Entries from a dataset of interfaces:
----

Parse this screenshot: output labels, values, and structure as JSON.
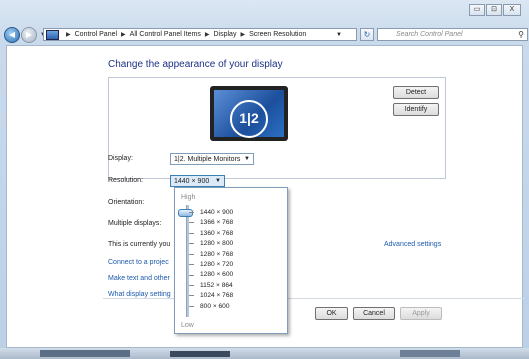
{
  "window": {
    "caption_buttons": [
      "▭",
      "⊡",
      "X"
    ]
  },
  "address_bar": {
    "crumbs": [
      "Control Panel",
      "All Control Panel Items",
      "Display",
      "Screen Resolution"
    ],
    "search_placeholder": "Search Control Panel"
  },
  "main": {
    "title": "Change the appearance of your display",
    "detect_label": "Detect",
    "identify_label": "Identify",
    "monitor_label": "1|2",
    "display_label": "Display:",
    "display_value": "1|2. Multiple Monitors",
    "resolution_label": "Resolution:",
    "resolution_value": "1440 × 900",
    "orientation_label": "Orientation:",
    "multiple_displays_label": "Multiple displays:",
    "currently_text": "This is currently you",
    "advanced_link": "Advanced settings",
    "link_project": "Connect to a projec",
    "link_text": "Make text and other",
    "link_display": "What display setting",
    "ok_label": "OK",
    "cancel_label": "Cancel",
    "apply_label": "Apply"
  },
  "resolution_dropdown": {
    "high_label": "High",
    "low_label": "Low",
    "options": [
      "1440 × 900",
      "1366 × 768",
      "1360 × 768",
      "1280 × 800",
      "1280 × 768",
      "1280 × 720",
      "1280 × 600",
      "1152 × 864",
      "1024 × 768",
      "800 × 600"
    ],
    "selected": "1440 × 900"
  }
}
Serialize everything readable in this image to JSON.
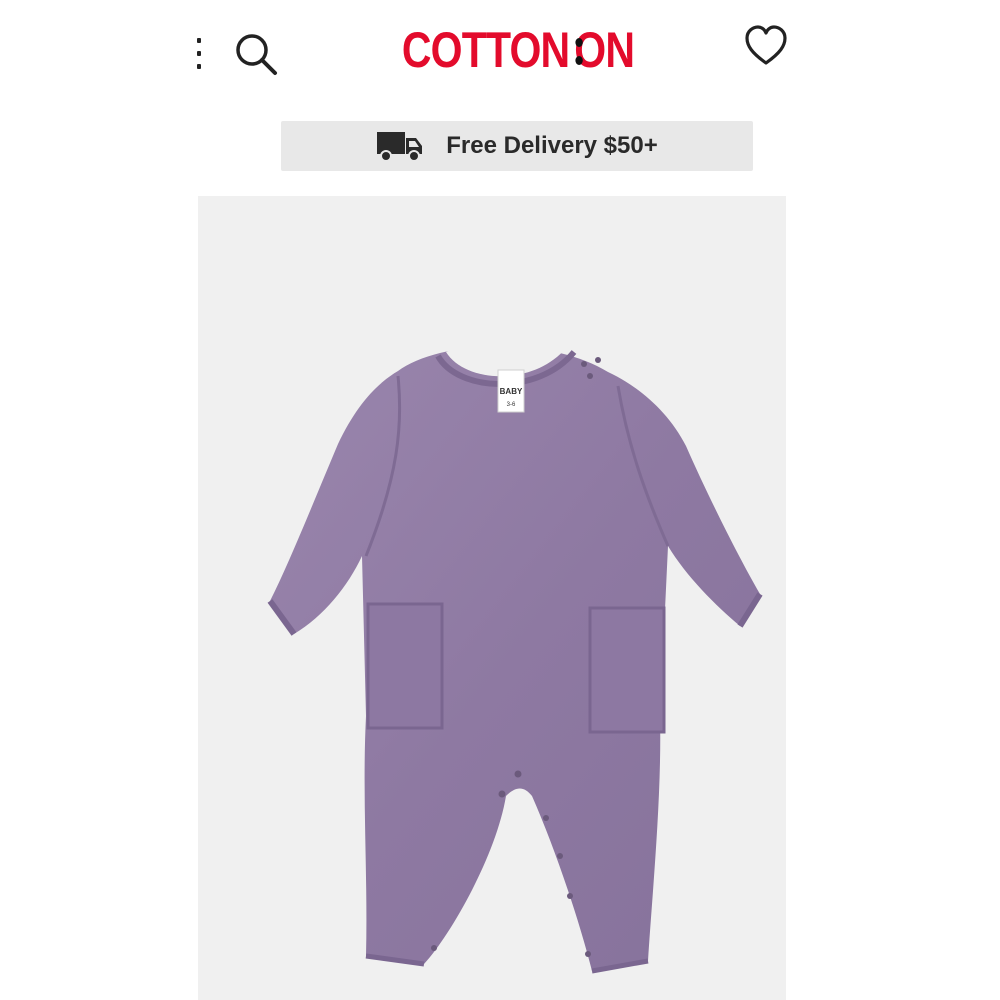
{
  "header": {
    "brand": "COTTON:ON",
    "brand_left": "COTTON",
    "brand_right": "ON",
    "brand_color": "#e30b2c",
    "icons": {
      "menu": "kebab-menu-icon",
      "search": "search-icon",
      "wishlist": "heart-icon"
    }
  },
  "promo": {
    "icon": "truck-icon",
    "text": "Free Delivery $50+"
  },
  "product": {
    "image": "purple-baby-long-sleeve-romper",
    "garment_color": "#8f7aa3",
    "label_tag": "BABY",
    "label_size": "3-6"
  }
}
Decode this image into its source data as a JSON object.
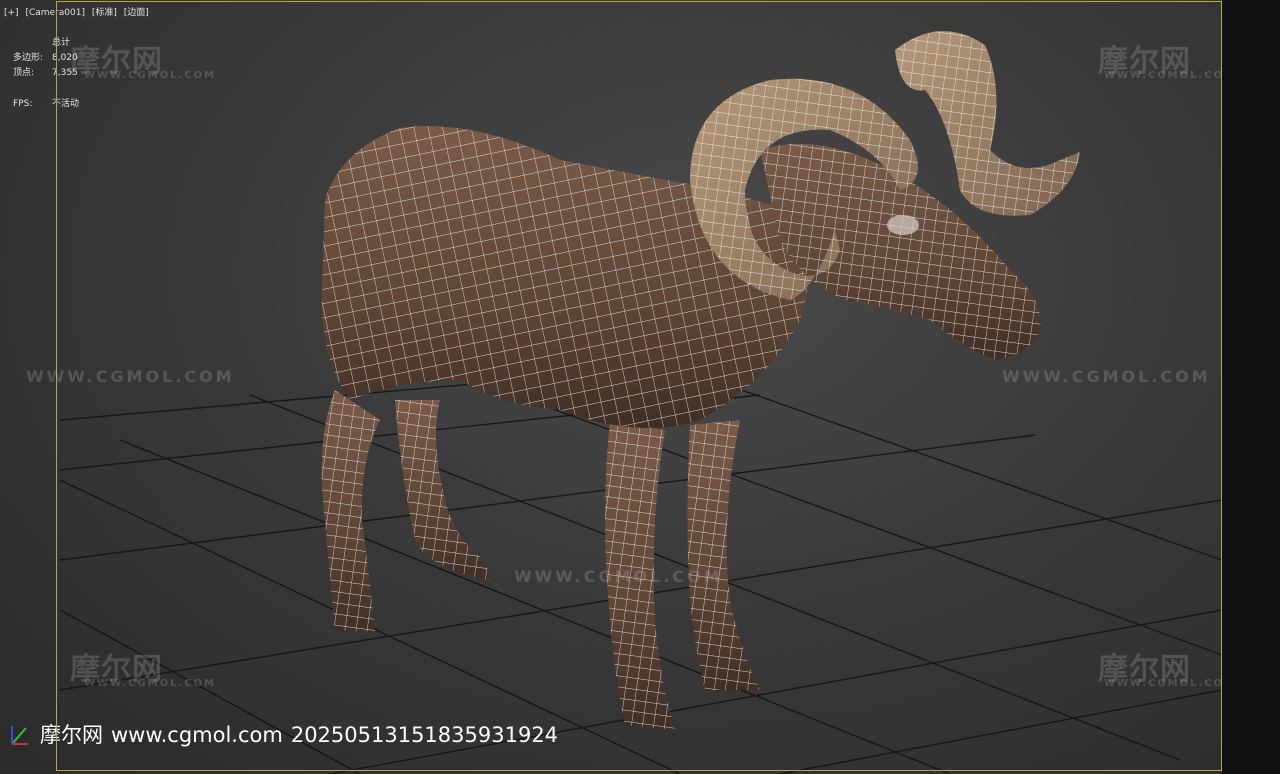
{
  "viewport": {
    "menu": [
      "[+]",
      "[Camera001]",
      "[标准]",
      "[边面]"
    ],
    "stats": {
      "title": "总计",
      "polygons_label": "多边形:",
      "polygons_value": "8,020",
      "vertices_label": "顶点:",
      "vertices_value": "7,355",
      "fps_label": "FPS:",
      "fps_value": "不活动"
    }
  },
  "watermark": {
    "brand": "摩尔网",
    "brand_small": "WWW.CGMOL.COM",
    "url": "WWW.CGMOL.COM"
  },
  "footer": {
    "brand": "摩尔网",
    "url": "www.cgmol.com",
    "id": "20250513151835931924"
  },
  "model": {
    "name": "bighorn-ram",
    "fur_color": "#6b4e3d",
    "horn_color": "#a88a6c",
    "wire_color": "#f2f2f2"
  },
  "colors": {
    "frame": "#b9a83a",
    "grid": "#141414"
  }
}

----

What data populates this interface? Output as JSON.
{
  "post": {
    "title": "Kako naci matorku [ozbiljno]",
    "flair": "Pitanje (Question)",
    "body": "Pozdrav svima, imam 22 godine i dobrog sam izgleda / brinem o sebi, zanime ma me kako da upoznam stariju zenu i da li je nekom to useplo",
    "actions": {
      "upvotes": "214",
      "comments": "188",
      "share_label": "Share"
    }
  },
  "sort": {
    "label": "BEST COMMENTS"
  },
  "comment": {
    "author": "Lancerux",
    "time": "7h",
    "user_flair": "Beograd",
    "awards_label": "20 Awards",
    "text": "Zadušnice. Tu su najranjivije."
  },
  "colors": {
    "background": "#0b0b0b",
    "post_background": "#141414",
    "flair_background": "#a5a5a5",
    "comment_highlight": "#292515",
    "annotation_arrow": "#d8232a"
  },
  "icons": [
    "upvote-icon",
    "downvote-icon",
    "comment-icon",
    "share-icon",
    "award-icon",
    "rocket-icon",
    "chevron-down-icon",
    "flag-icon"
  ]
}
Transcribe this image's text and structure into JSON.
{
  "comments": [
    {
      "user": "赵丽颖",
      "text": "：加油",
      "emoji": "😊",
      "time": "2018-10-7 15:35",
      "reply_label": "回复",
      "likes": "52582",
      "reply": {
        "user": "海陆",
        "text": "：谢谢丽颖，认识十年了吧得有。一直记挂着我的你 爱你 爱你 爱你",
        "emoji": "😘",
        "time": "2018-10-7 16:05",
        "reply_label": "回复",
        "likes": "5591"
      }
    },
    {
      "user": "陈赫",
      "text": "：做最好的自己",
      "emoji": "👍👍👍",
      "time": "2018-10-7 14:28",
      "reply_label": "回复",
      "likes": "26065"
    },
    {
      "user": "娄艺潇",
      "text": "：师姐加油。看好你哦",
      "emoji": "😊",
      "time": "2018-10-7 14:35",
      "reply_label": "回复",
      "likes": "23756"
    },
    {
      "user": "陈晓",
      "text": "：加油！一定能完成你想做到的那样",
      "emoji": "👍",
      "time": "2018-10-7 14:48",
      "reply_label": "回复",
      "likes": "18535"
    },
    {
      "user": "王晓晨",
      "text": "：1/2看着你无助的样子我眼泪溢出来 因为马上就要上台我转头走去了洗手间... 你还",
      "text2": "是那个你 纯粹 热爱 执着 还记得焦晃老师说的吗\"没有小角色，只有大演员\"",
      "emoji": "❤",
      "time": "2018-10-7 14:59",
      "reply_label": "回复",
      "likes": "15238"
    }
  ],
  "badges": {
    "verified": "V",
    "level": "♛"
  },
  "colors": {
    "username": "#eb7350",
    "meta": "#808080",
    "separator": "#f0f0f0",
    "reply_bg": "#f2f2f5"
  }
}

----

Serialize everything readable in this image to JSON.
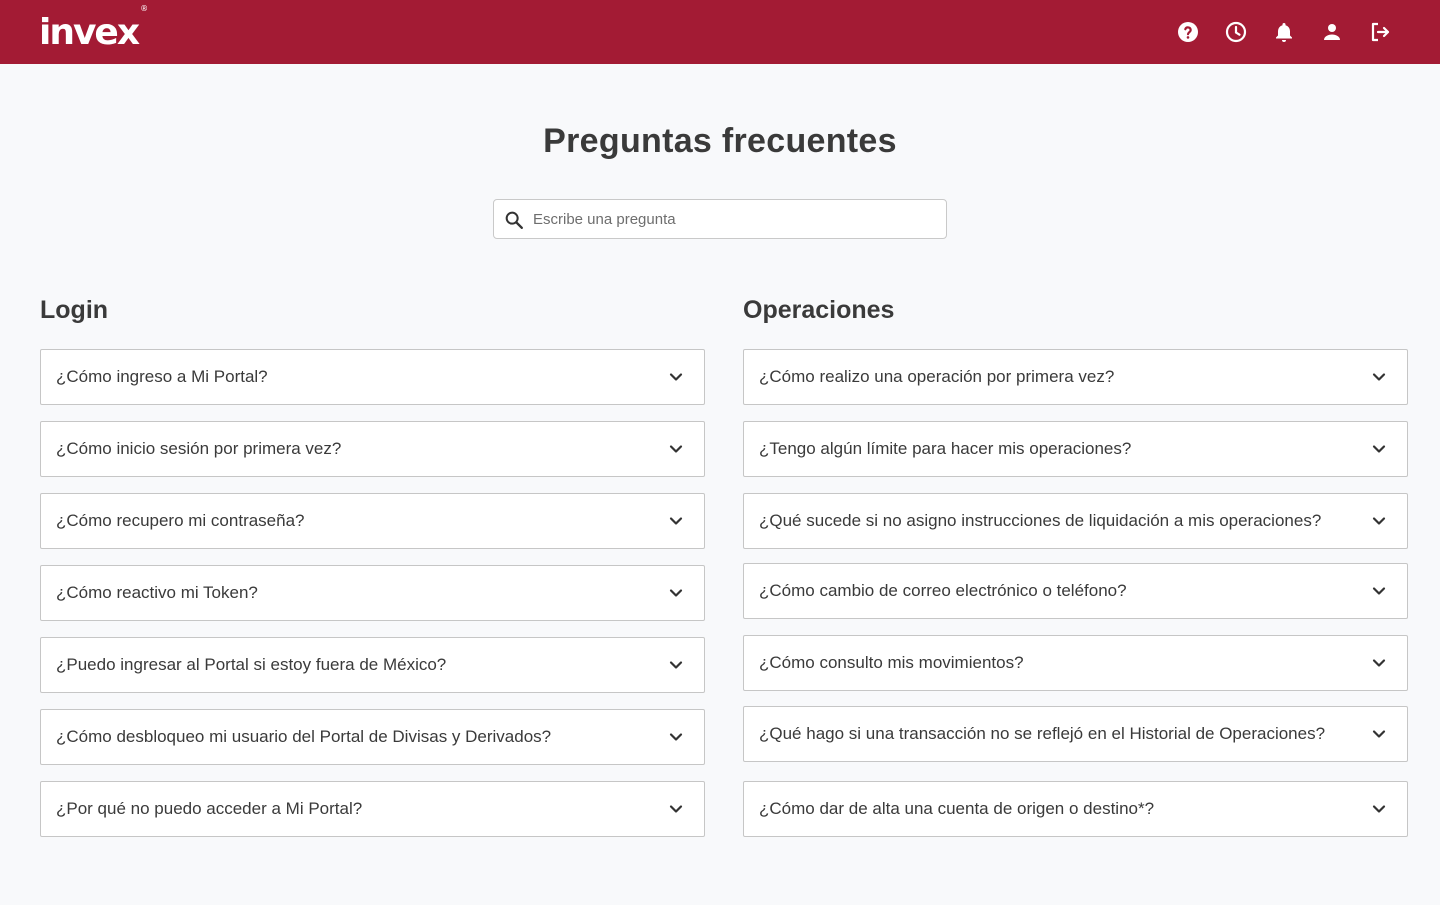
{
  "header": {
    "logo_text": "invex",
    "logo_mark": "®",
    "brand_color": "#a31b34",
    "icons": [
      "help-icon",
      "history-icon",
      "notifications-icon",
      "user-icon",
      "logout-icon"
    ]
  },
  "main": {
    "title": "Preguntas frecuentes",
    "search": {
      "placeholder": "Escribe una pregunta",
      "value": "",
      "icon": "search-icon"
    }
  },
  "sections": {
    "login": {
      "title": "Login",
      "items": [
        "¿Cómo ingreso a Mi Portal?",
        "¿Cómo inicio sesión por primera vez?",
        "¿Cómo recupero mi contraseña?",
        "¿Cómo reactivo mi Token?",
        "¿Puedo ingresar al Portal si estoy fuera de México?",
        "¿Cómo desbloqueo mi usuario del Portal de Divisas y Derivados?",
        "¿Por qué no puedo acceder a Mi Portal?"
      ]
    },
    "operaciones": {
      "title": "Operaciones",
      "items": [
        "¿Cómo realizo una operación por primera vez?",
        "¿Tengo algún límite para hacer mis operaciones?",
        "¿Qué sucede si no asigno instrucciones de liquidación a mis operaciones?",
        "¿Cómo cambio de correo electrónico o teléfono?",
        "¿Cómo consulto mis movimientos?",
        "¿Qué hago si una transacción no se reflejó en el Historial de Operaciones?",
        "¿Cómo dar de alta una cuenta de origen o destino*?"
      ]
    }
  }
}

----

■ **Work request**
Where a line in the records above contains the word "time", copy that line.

■ **Exercise solution**
    "time": "7h",
      "time": "2018-10-7 15:35",
        "time": "2018-10-7 16:05",
      "time": "2018-10-7 14:28",
      "time": "2018-10-7 14:35",
      "time": "2018-10-7 14:48",
      "time": "2018-10-7 14:59",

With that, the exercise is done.